I am proud to report that I completed Bloodstained: Ritual of the Night on Saturday. That’s quite the achievement, as I rarely finish Medtroidvania games. Just like when I play first person dungeon crawlers, I tend to have fun for a while until my terrible sense of direction strikes. Sooner or later I get lost in said title’s digital labyrinth – forcing me to eventually give up in frustration.
For those of you who aren’t aware, Bloodstained is the latest game from long-time Castlevania producer Koji Igarashi. The Japanese video game maker parted ways with Konami, years ago, as the company had no plans to make any new Dracula slaying titles for the foreseeable future. Apparently the management at Konami don’t think that 2D action RPGs are profitable. Koji proved them wrong with a successful Kickstarter campaign and positive sales figures, once Bloodstained was released.
In this horror themed adventure, which feels a lot like the excellent Castlevanias I played on the Nintendo DS, players control a cute waifu named Miriam. In my opinion she is a very attractive lady. Should you disagree fear not, as it’s possible to change her default appearance once you locate the cursed barber shop that lies hidden in the castle Miriam is exploring. Said castle is teeming with monsters. Thankfully for the protagonist she is a skilled fighter who grows stronger with each foe she vanquishes.
One way that Miriam increases her might is by upgrading her gear. Better weapons/accessories can be picked up from slain enemies, purchased at the shop or crafted using the materials Miriam finds on her travels. The arsenal Miriam can wield include various types of blades, whips, firearms and footwear. If physical combat isn’t your thing worry not, as Miriam can command magic too. The creatures she kills sometimes drop shards, which allow Miriam to mimic the deceased’s powers. My favourite ability transforms Miriam into a bunny girl, who is capable of delivering devastating Chun-Li kicks and Super Mario style head stomps.
It took me around twelve hours to complete Bloodstained’s story. My time with the game is far from over however. At the time of writing I still have loads of optional quests to complete, secret bosses to beat and stat boosting meals to cook. On the horizon there is also a bunch of free DLC to look forward to – including new playable characters. The first character that has been announced is a badass samurai who is voiced by David Hayter (of Metal Gear Solid fame). A co-op mode has also been promised, although I don’t care about that as I have no friends.

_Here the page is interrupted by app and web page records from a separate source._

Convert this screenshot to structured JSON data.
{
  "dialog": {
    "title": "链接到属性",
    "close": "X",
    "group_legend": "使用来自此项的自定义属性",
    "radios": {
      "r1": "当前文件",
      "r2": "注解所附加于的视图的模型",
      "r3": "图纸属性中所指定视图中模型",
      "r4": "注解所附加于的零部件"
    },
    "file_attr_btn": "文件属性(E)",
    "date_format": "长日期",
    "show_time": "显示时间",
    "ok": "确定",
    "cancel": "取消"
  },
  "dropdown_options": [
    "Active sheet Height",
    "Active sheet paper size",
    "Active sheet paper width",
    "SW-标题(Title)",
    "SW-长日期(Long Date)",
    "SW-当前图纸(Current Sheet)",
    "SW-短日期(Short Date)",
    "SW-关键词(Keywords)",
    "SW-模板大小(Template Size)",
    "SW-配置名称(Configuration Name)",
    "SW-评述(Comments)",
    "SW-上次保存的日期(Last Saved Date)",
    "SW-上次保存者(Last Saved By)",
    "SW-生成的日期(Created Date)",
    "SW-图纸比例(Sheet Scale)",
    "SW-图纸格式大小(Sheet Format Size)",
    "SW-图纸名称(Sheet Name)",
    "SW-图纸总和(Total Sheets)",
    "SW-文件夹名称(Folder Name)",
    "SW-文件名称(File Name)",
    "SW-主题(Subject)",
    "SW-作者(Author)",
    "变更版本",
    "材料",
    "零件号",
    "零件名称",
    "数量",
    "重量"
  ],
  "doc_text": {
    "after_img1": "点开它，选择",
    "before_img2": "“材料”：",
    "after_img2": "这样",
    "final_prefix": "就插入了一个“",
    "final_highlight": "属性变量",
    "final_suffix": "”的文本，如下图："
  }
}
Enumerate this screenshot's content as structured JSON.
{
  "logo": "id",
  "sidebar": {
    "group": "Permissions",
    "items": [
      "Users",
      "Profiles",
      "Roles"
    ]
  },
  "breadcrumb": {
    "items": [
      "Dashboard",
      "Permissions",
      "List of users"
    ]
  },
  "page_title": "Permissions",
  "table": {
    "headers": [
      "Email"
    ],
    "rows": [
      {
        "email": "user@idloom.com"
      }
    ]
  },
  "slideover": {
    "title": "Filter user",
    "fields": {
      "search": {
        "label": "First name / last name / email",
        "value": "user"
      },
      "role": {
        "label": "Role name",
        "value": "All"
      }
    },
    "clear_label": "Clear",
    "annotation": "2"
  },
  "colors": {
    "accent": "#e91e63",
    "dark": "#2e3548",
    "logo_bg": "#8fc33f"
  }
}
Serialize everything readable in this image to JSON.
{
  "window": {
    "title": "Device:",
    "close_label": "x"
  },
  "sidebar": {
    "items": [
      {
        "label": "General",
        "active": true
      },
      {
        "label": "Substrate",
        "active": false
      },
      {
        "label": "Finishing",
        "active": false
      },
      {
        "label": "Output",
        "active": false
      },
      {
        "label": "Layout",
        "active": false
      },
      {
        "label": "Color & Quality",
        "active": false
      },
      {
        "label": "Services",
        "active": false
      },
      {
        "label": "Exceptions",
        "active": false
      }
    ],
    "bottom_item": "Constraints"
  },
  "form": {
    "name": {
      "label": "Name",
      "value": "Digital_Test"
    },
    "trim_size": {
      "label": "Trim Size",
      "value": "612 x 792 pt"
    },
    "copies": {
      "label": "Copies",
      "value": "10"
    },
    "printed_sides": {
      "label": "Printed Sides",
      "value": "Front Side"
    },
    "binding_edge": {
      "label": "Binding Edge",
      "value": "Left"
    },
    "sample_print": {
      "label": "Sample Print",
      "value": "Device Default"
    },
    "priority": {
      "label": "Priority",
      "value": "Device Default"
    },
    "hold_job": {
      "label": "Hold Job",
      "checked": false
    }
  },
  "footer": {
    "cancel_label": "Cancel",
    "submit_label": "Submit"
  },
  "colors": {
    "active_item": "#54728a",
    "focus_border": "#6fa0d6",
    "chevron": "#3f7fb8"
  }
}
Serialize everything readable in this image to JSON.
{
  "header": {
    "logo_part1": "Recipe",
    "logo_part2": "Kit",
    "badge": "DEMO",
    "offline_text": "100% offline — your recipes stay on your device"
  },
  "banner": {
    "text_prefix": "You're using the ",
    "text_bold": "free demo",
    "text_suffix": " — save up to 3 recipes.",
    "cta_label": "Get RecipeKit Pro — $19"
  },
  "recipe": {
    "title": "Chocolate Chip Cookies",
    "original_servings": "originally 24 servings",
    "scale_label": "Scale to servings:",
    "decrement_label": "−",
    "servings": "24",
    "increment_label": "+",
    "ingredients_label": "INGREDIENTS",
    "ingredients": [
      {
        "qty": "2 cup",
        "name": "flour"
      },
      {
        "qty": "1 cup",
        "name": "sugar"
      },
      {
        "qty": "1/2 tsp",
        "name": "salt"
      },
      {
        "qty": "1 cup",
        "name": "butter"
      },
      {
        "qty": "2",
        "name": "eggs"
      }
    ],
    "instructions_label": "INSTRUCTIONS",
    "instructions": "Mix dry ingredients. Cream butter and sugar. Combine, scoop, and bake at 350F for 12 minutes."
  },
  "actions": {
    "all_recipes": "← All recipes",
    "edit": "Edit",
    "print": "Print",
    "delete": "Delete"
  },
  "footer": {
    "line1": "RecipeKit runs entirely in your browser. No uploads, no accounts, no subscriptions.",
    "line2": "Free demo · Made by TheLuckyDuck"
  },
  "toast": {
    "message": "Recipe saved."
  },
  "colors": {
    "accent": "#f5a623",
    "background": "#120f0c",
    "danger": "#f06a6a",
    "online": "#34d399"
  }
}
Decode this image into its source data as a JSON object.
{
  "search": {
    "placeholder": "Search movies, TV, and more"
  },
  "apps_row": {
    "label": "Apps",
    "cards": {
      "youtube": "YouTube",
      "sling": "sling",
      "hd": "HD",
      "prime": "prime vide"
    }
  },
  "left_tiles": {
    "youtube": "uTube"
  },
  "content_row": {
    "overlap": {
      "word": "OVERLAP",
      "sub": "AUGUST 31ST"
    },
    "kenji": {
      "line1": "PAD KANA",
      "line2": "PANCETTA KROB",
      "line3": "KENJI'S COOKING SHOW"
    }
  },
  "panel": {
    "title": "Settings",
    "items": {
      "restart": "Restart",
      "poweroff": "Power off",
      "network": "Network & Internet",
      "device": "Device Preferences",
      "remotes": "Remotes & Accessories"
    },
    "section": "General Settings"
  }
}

My rating for Bloodstained: Ritual of the Night is five stars. It’s by far the best game I have played this year. Be aware though that my score is based solely on how much fun I had with the game. If I factored other things into the equation I would have to downgrade that assessment slightly. Gameplay wise Bloodstained has few flaws, but on the technical side of things it suffers from the occasional overly long load time. It’s something I can live with on the PS4 version of the game, but I hear the performance is even worse on the Switch port. With that in mind, it’s probably for the best that the Vita edition got scrapped. I can only imagine how much it would have chugged, had it ever seen the light of day.